Now, Vandenbusche is in his 59th year of teaching at Western Colorado University. He’s the longest-serving professor in the state’s history. In ’71, he also took over the track and cross country programs and developed the women’s program, serving as the coach for 37 years. His men’s and women’s teams have won 12 national championships. And last August, he was nominated as the Colorado State Historian, a position he’ll serve until Colorado Day 2021. 

Vandenbusche’s outdoor adventures go hand in hand with documenting and sharing the stories of the Gunnison Valley, too. Every year, he would traverse from Crested Butte to Aspen on Fischer cross-country skis with three-pin bindings (those 50-year-old sticks are still his favorite pair to date). They used pine tar, rather than skins, to climb over 11,900-foot East Maroon Pass.

Today, he connects with open space by mountain biking, fishing in the high alpine lakes, downhilling in fresh powder and nordic skiing the groomed trails. He hikes to Aspen every summer through the flowerbeds and backcountry skis Red Lady Basin. There are not many places in this region he hasn’t been. 

“The Gunnison country has done a lot more for me than I could ever have done for it,” Vandenbusche said. 

The preservation of our environment and landscape is innately intertwined to the preservation of history, as well as our experiences in the wilderness that keep us young.

“I hope that the Gunnison Valley and Colorado stay pristine and environmentally sound with the protection of our water, resources and the great outdoors,” Vandenbusche said. “I want Colorado to stay eternally young with a lot of freedom and good stewards of the mountains and the land.

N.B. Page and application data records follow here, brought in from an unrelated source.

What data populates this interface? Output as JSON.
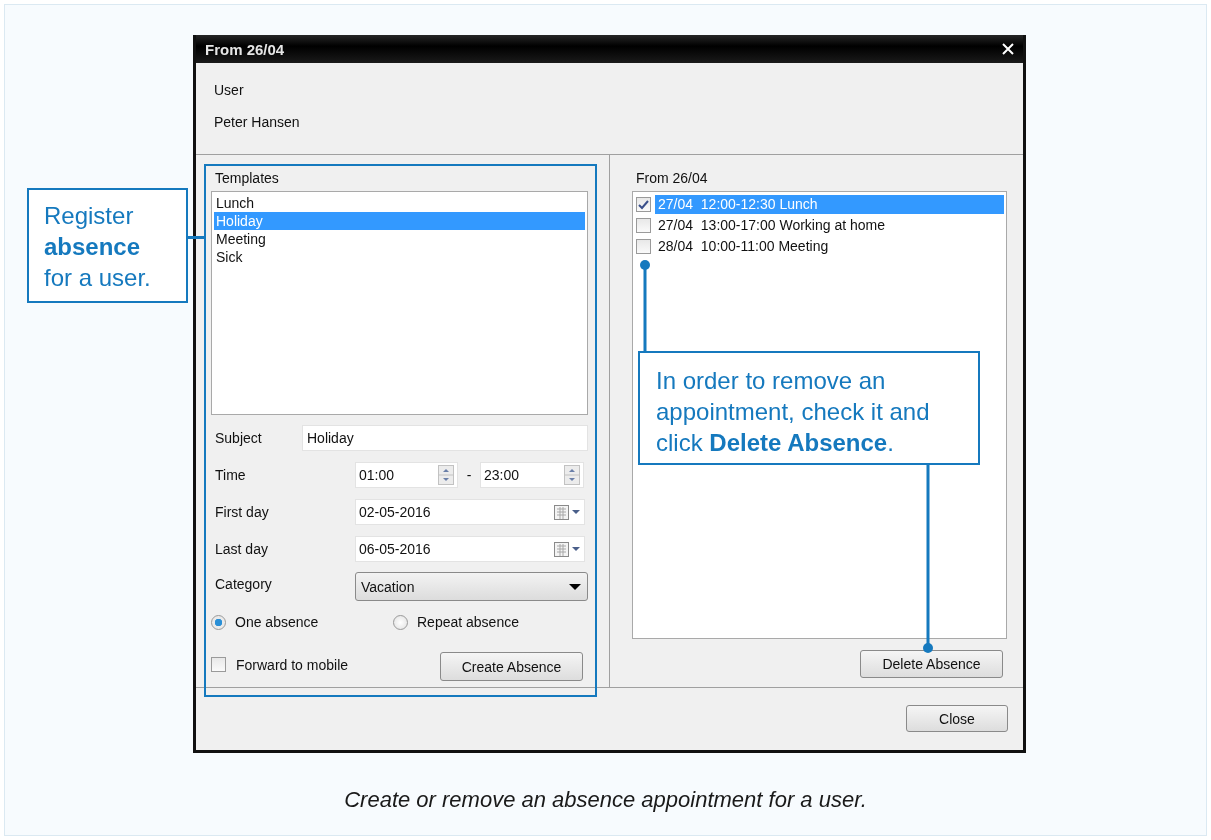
{
  "dialog": {
    "title": "From 26/04",
    "user_label": "User",
    "user_name": "Peter Hansen",
    "templates": {
      "label": "Templates",
      "items": [
        {
          "text": "Lunch",
          "selected": false
        },
        {
          "text": "Holiday",
          "selected": true
        },
        {
          "text": "Meeting",
          "selected": false
        },
        {
          "text": "Sick",
          "selected": false
        }
      ]
    },
    "subject": {
      "label": "Subject",
      "value": "Holiday"
    },
    "time": {
      "label": "Time",
      "start": "01:00",
      "separator": "-",
      "end": "23:00"
    },
    "first_day": {
      "label": "First day",
      "value": "02-05-2016"
    },
    "last_day": {
      "label": "Last day",
      "value": "06-05-2016"
    },
    "category": {
      "label": "Category",
      "value": "Vacation"
    },
    "radios": [
      {
        "label": "One absence",
        "selected": true
      },
      {
        "label": "Repeat absence",
        "selected": false
      }
    ],
    "forward": {
      "label": "Forward to mobile",
      "checked": false
    },
    "create_button": "Create Absence",
    "appointments": {
      "label": "From 26/04",
      "items": [
        {
          "text": "27/04  12:00-12:30 Lunch",
          "checked": true,
          "selected": true
        },
        {
          "text": "27/04  13:00-17:00 Working at home",
          "checked": false,
          "selected": false
        },
        {
          "text": "28/04  10:00-11:00 Meeting",
          "checked": false,
          "selected": false
        }
      ]
    },
    "delete_button": "Delete Absence",
    "close_button": "Close"
  },
  "callouts": [
    {
      "text": "Register **absence** for a user."
    },
    {
      "text": "In order to remove an appointment, check it and click **Delete Absence**."
    }
  ],
  "caption": "Create or remove an absence appointment for a user."
}
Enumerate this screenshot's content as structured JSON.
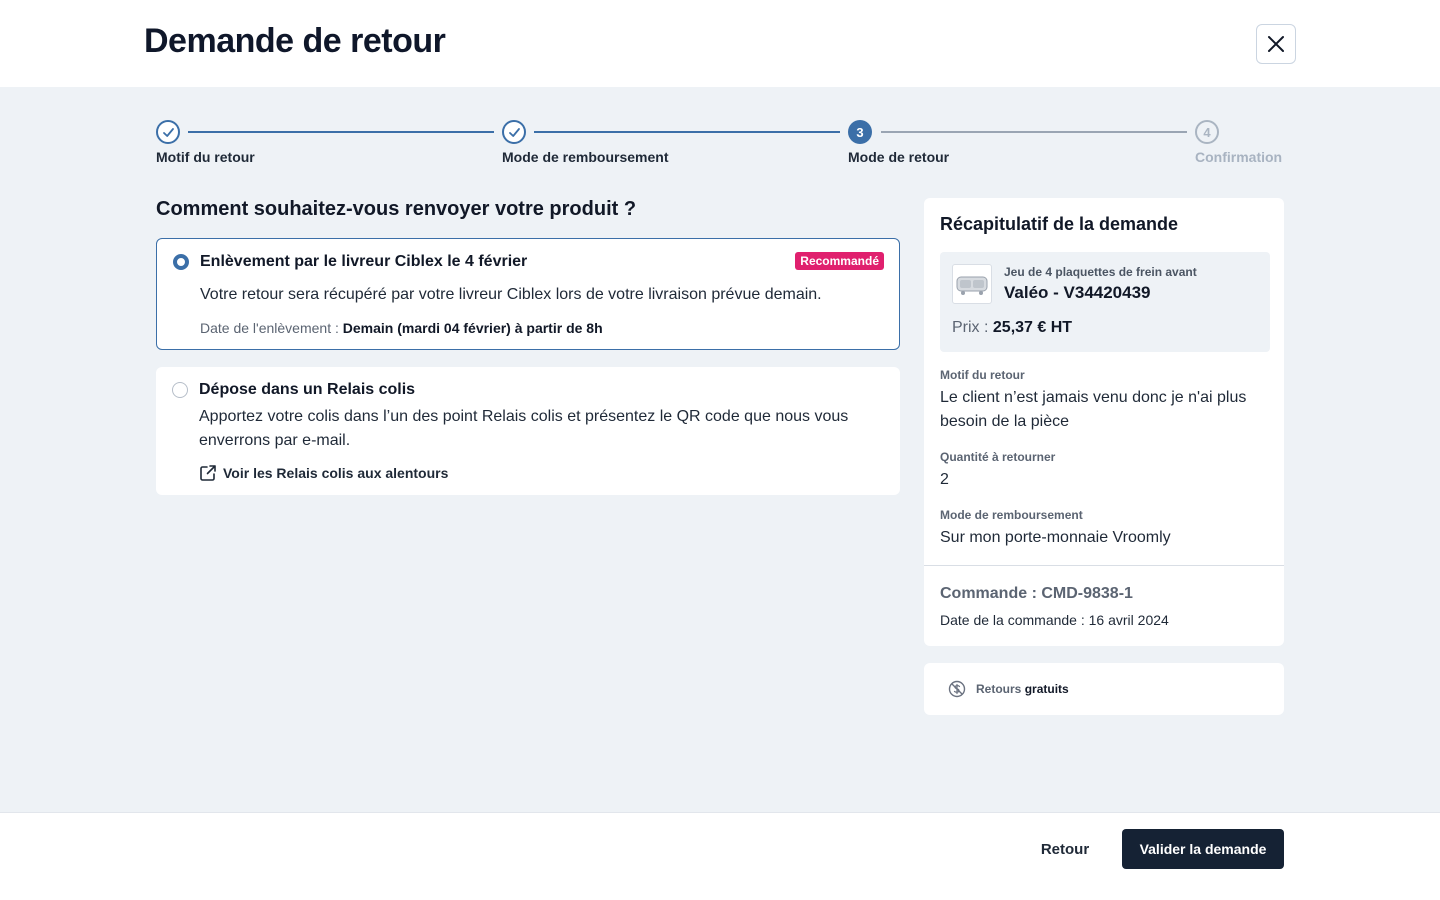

The young are the hope.”

MORGAN TILTON is an adventure journalist specializing in outdoor industry news and adventure travel. She grew up on Colorado’s Western Slope, where she commenced board sports on snow at her home mountain of Telluride Ski Resort 18 years ago inspiring her curiosity to eventually carve waves. Crested Butte, Colorado, is home.